Hyperthyroidism, or hyperactivity of the thyroid gland (also known as thyrotoxicosis), appears for certain reasons, generating a series of symptoms that require specific treatments.
It is quite common to hear about both hypothyroidism and hyperthyroidism, two disorders that can be diagnosed from a blood test (when in doubt, remember that it is easy to understand blood tests).
However, as many medical specialists affirm, it is much more common to hear about hypothyroidism, rather than hyperthyroidism itself in particular.
What is hyperthyroidism?
Hyperthyroidism, a condition known as ‘overactive thyroid’, is a condition in which the thyroid gland produces too much thyroid hormone.
The thyroid gland is an important organ within our endocrine system, producing two hormones: thyroxin (T4) and triiodothyronine (T3). Basically both hormones control the way in which the cells of our body use energy, which is called metabolism. For this reason, problems with the thyroid gland can cause a person to suddenly gain or lose weight without any other specific medical cause.
Causes of overactive thyroid
Before talking about the main causes that influence the appearance of hyperthyroidism, it is convenient to keep in mind that hyperthyroidism appears when the thyroid gland releases too much of its hormones.
Depending on the amount of hormones it releases, if it is released in a short period of time it is called acute hyperthyroidism, and if it is long, it is called chronic hyperthyroidism.
The main causes are the following:
- Excessive intake of iodine.
- Graves’ disease (one of the most common, consisting of an autoimmune disorder that causes an overactive thyroid gland).
- Inflammation of the thyroid due to viral infections or other causes (thyroiditis).
- Consumption of large amounts of thyroid hormone.
- Noncancerous tumors of the thyroid or pituitary gland.
- Tumors of the ovaries or testicles.
Symptoms of hyperthyroidism
It is necessary to take into account that, over time, the symptoms of hyperthyroidism tend to worsen, even affecting the person’s quality of life, although it is generally curable with treatment and tends to disappear:
- Fatigue and general tiredness
- Difficult to focus
- Goiter (enlarged thyroid that is visible or can be touched)
- thyroid nodules
- frequent bowel movements
- heat intolerance
- increased sweating
- increased appetite
- General restlessness and nervousness
- In women irregularities in menstruation
The above can be considered as symptoms that, as a whole, can help your diagnosis, although the following may also appear:
- Hair loss
- Hand tremor and weakness
- Arterial hypertension
- nausea and vomiting
- Bulging eyes
- hot or red skin
- Difficulty to sleep
- sticky skin
How is the treatment of hyperthyroidism?

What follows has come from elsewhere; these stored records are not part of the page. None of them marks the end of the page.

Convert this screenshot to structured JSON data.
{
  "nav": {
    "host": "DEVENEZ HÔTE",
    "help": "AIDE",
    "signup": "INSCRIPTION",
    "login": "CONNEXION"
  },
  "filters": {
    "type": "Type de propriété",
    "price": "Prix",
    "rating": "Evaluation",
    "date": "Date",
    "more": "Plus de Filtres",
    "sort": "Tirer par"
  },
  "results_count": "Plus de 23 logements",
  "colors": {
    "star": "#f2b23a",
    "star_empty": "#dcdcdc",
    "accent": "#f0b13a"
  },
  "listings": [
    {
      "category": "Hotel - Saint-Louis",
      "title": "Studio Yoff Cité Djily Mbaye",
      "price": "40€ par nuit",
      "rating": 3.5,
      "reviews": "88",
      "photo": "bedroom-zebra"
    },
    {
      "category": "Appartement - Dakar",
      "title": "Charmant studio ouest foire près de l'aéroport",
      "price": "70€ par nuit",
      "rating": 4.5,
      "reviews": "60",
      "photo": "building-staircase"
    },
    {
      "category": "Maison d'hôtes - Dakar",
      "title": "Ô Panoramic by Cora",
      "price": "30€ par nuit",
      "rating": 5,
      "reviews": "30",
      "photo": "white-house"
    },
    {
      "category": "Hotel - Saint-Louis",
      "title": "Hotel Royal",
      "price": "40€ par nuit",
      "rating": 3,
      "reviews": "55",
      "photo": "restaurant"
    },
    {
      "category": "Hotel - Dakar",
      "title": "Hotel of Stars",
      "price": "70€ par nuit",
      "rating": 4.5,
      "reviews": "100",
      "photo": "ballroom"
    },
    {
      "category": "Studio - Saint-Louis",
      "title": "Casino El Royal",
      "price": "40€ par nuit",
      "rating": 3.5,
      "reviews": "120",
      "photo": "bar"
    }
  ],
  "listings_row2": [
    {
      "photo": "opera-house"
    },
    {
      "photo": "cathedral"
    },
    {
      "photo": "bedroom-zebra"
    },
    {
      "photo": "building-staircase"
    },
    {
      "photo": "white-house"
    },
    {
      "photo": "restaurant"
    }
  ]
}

Treatment will depend on the cause and severity of the person’s symptoms, although it is usually treated with:
- ant thyroid medications
- Surgery to remove the thyroid: in case of removal, the person must take thyroid hormone replacement pills for life.